Cardinals allow us to distinguish between finite and infinite sets very easy. But to really understand how this is accomplished, we have to make a connection between two facts:
Now, we are able to define exactly what it means for a set to be finite or to be infinite.
A set $X$ is called finite, if both, $X$ and a natural number $n\in\mathbb N$ belong to the same cardinal, formally $|X|=|n|$ (we could even write $X\in |n|$ to express this^{1}). If such a natural number $n$ does not exist, then the set $X$ is called infinite.^{2}
Chapters: 1
Corollaries: 2 3 4
Definitions: 5 6 7 8 9 10 11 12 13 14 15 16 17 18 19 20 21 22 23 24 25 26 27 28 29 30 31 32 33 34 35 36 37 38 39
Explanations: 40 41 42 43 44
Lemmas: 45 46
Motivations: 47
Parts: 48 49
Proofs: 50 51 52 53 54 55 56 57 58 59 60 61 62 63 64 65 66 67 68 69 70 71 72 73 74 75 76 77 78 79 80 81 82 83 84 85 86 87 88 89
Propositions: 90 91 92 93 94 95 96 97 98 99 100 101 102
Theorems: 103 104 105 106 107 108
Please note that the cardinal $|n|$ is an equivalence class, by definition, and must not to be mixed up with the absolute value of $|n|$, with the same notation! This fact justifies the notation $X\in |n|.$ ↩

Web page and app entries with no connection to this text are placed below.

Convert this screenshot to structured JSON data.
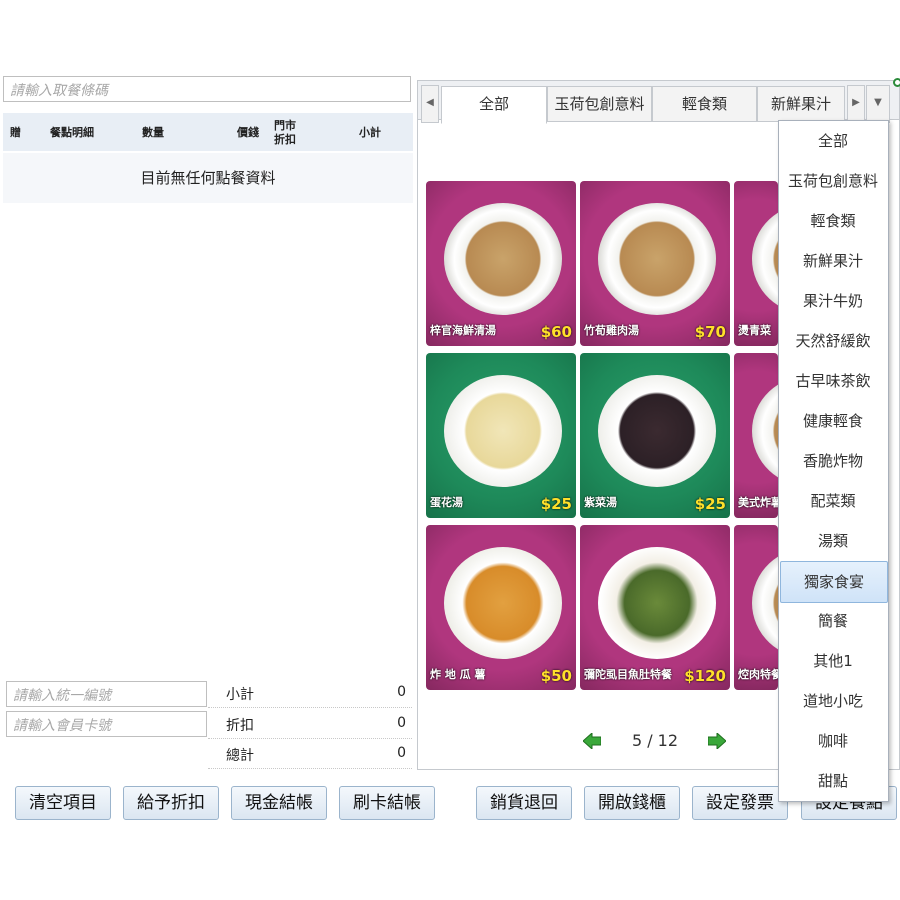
{
  "left": {
    "barcode_placeholder": "請輸入取餐條碼",
    "columns": {
      "gift": "贈",
      "item": "餐點明細",
      "qty": "數量",
      "price": "價錢",
      "discount_line1": "門市",
      "discount_line2": "折扣",
      "subtotal": "小計"
    },
    "empty_message": "目前無任何點餐資料",
    "tax_id_placeholder": "請輸入統一編號",
    "member_placeholder": "請輸入會員卡號",
    "totals": {
      "subtotal_label": "小計",
      "subtotal_value": "0",
      "discount_label": "折扣",
      "discount_value": "0",
      "total_label": "總計",
      "total_value": "0"
    }
  },
  "buttons": {
    "clear": "清空項目",
    "discount": "給予折扣",
    "cash": "現金結帳",
    "card": "刷卡結帳",
    "return": "銷貨退回",
    "drawer": "開啟錢櫃",
    "invoice": "設定發票",
    "set_meal": "設定餐點"
  },
  "tabs": [
    "全部",
    "玉荷包創意料",
    "輕食類",
    "新鮮果汁"
  ],
  "products": [
    {
      "name": "梓官海鮮清湯",
      "price": "$60"
    },
    {
      "name": "竹荀雞肉湯",
      "price": "$70"
    },
    {
      "name": "燙青菜",
      "price": ""
    },
    {
      "name": "蛋花湯",
      "price": "$25"
    },
    {
      "name": "紫菜湯",
      "price": "$25"
    },
    {
      "name": "美式炸薯",
      "price": ""
    },
    {
      "name": "炸 地 瓜 薯",
      "price": "$50"
    },
    {
      "name": "彌陀虱目魚肚特餐",
      "price": "$120"
    },
    {
      "name": "焢肉特餐",
      "price": ""
    }
  ],
  "pager": {
    "text": "5 / 12"
  },
  "dropdown": {
    "items": [
      "全部",
      "玉荷包創意料",
      "輕食類",
      "新鮮果汁",
      "果汁牛奶",
      "天然舒緩飲",
      "古早味茶飲",
      "健康輕食",
      "香脆炸物",
      "配菜類",
      "湯類",
      "獨家食宴",
      "簡餐",
      "其他1",
      "道地小吃",
      "咖啡",
      "甜點"
    ],
    "selected": "獨家食宴"
  },
  "colors": {
    "accent": "#9bb4cc",
    "price": "#ffe02a",
    "magenta_bg": "#b0367e",
    "green_bg": "#1e8a5a"
  }
}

Please note that the existence of infinite sets is ensured by the axiom of infinity and therefore, there are also infinite cardinal numbers. ↩